Then we headed up the Monroe Trail.  We couldn’t feel the rain much through the trees but I think it did eventually stop.  I couldn’t believe how much water there was on the trail though.  I’ve only done this trail before in the fall and it was much dryer then.

Instead of taking the Monroe Trail all the way to the Long Trail, we turned off on the Alpine Trail so we could find the old plane crash I kept hearing about.  I had explicit instructions on where it was from a former Camel’s Hump caretaker, but I was so paranoid about missing it, I kept going off trail to look too early.  Turns out it was very easy to find and I needn’t have worried.

The plane is a US Army Air Force B-24J Liberator Bomber that crashed on a training mission in 1944, killing nine crewmen aboard and injuring one other.  We saw an undercarriage in one spot, and further up the Alpine Trail, another herd path led to a wing.  It’s interesting to see the forest and moss growing right onto the pieces now.

We continued up the Alpine Trail to the Long Trail, and turned north to hike over the summit.  Once we were above treeline, the wind was very strong and we couldn’t see much since we were in a cloud.  I’ve never been on the summit of Camel’s Hump without strong winds, although these may have been the lightest I’ve experienced.

We didn’t stay the summit long, instead continuing north on the Long Trail to the hut clearing, where there is a little more shelter for a snack and drink.

From there, we went down the Monroe Trail, making it most of the way down before dark.  It’s a good thing we pulled our headlamps out when we did because apparently frogs and toads just love hanging out in the middle of the trail at night.  I can’t count the number of them I almost stepped on.

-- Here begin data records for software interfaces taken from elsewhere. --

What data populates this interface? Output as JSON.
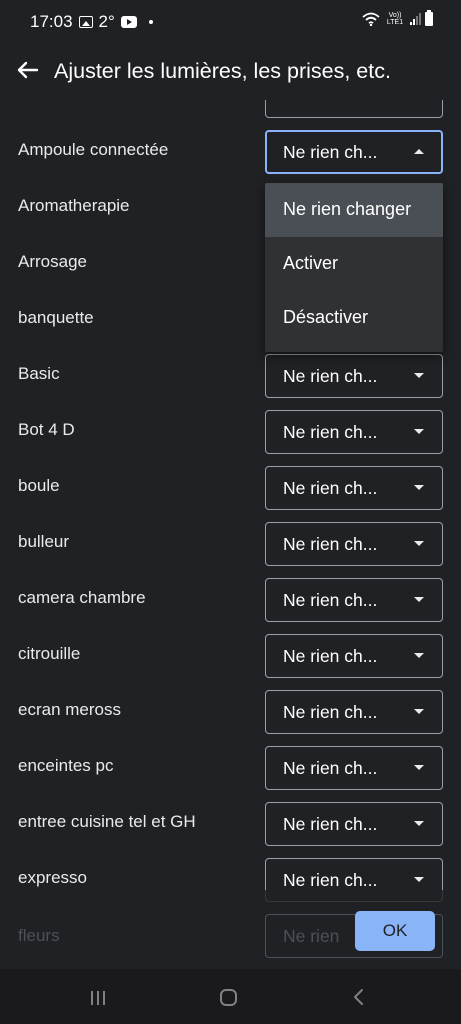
{
  "status_bar": {
    "time": "17:03",
    "temperature": "2°",
    "network_label": "Vo)) LTE1",
    "icons": [
      "gallery-icon",
      "youtube-icon",
      "wifi-icon",
      "signal-icon",
      "battery-icon"
    ]
  },
  "app_bar": {
    "title": "Ajuster les lumières, les prises, etc.",
    "back_icon": "arrow-left-icon"
  },
  "devices": [
    {
      "name": "Ampoule connectée",
      "value": "Ne rien ch...",
      "focused": true
    },
    {
      "name": "Aromatherapie",
      "value": ""
    },
    {
      "name": "Arrosage",
      "value": ""
    },
    {
      "name": "banquette",
      "value": ""
    },
    {
      "name": "Basic",
      "value": "Ne rien ch..."
    },
    {
      "name": "Bot 4 D",
      "value": "Ne rien ch..."
    },
    {
      "name": "boule",
      "value": "Ne rien ch..."
    },
    {
      "name": "bulleur",
      "value": "Ne rien ch..."
    },
    {
      "name": "camera chambre",
      "value": "Ne rien ch..."
    },
    {
      "name": "citrouille",
      "value": "Ne rien ch..."
    },
    {
      "name": "ecran meross",
      "value": "Ne rien ch..."
    },
    {
      "name": "enceintes pc",
      "value": "Ne rien ch..."
    },
    {
      "name": "entree cuisine tel et GH",
      "value": "Ne rien ch..."
    },
    {
      "name": "expresso",
      "value": "Ne rien ch..."
    }
  ],
  "faded_row": {
    "name": "fleurs",
    "value": "Ne rien"
  },
  "dropdown": {
    "options": [
      "Ne rien changer",
      "Activer",
      "Désactiver"
    ],
    "selected_index": 0
  },
  "ok_label": "OK",
  "colors": {
    "background": "#202124",
    "accent": "#8ab4f8",
    "menu_bg": "#303134",
    "menu_selected": "#4a4f56"
  }
}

We made it back down after 7.1 miles and home in time for a not-even-too-late bedtime.